(Available data Opens)
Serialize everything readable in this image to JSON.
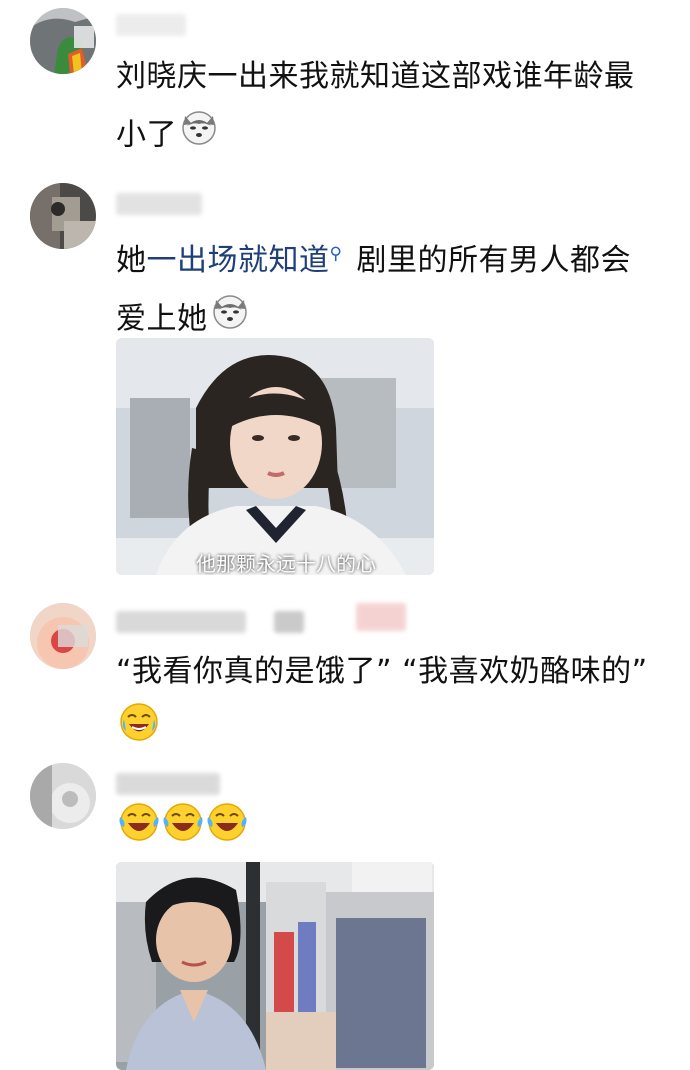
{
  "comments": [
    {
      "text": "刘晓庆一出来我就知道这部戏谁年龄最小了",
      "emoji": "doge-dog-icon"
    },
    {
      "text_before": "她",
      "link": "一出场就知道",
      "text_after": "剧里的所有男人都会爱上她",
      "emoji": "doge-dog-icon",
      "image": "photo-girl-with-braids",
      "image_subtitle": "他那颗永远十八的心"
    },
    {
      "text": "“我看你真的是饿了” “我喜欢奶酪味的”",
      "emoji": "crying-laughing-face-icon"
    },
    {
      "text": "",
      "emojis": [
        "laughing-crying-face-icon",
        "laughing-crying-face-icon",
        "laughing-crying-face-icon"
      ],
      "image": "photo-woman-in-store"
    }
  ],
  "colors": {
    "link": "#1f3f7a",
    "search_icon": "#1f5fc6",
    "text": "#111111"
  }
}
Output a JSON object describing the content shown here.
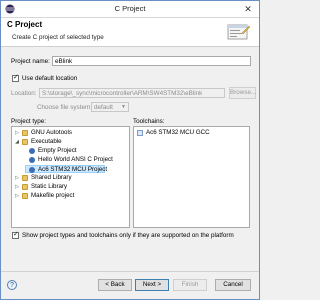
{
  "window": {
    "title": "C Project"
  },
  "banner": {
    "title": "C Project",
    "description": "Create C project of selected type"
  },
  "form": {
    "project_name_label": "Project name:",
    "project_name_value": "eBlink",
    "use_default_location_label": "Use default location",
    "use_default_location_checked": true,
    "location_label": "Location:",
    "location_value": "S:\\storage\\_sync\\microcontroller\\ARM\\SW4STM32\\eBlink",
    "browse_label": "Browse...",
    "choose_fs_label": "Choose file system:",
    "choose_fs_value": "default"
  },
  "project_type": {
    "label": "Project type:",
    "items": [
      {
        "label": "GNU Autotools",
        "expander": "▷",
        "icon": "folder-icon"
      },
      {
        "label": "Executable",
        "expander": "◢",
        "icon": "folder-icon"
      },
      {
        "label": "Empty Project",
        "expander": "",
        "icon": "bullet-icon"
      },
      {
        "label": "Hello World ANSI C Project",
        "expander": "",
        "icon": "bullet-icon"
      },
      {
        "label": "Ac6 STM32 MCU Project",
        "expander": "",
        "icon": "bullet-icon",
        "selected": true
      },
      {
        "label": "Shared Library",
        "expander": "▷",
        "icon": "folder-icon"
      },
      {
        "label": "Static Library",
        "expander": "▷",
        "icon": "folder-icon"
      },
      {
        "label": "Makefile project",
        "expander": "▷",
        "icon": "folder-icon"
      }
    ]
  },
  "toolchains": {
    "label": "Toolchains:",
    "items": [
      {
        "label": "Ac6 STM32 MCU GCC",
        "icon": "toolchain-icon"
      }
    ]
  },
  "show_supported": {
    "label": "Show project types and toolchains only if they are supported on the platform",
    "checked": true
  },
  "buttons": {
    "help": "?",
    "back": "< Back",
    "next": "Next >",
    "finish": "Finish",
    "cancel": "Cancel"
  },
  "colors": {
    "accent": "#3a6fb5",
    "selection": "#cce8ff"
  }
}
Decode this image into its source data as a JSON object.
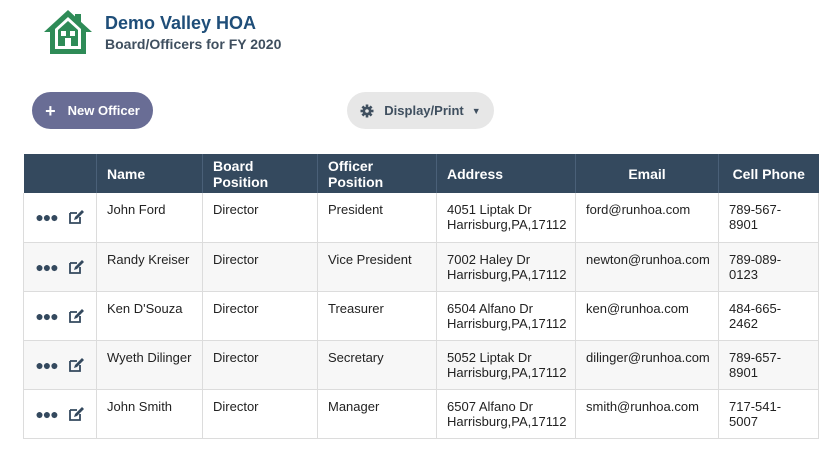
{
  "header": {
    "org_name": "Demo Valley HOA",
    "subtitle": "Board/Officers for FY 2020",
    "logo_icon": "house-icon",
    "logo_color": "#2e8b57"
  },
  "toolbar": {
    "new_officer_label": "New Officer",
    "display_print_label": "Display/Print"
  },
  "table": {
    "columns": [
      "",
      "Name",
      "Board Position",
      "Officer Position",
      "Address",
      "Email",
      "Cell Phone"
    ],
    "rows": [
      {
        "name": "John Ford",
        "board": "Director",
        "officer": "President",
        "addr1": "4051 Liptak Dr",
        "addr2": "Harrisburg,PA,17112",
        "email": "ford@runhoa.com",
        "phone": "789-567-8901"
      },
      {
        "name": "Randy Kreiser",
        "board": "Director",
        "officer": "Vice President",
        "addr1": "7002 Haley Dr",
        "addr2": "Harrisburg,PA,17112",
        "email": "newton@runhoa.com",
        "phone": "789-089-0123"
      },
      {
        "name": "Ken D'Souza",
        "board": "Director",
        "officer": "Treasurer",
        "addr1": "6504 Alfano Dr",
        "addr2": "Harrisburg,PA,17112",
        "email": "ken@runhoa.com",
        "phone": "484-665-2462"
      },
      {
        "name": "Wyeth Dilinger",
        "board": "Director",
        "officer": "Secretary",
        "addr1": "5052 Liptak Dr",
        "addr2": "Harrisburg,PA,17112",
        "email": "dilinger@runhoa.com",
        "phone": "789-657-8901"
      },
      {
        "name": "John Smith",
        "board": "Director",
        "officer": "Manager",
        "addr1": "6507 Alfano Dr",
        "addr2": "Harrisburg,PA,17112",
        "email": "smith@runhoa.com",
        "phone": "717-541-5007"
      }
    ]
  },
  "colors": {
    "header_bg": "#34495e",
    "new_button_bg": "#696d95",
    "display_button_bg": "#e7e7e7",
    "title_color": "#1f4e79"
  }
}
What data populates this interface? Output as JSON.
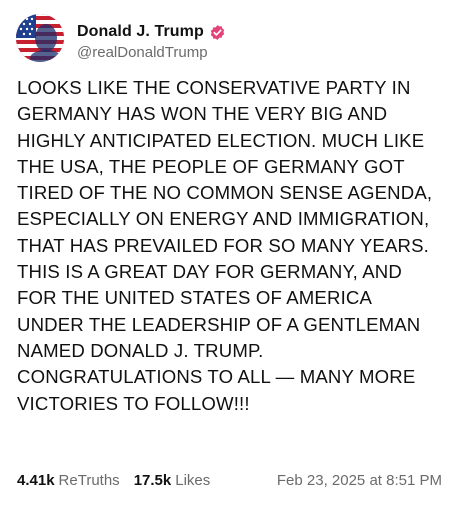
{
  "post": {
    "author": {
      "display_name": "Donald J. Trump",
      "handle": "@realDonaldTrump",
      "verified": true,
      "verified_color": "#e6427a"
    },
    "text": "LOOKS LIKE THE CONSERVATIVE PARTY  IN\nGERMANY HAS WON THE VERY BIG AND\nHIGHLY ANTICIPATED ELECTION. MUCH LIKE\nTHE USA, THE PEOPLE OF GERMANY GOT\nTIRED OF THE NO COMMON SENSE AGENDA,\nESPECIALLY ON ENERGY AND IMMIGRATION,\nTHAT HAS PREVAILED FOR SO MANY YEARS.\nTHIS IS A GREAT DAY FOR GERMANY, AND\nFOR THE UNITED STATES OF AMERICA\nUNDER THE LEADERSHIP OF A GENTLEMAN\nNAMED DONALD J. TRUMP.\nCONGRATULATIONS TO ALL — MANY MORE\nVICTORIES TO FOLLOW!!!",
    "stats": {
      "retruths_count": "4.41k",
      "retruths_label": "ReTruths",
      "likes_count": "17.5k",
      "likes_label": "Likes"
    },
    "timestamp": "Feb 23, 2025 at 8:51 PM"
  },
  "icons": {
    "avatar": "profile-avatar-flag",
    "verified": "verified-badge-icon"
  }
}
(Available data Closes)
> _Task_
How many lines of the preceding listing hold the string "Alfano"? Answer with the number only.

> _Solved problem_
2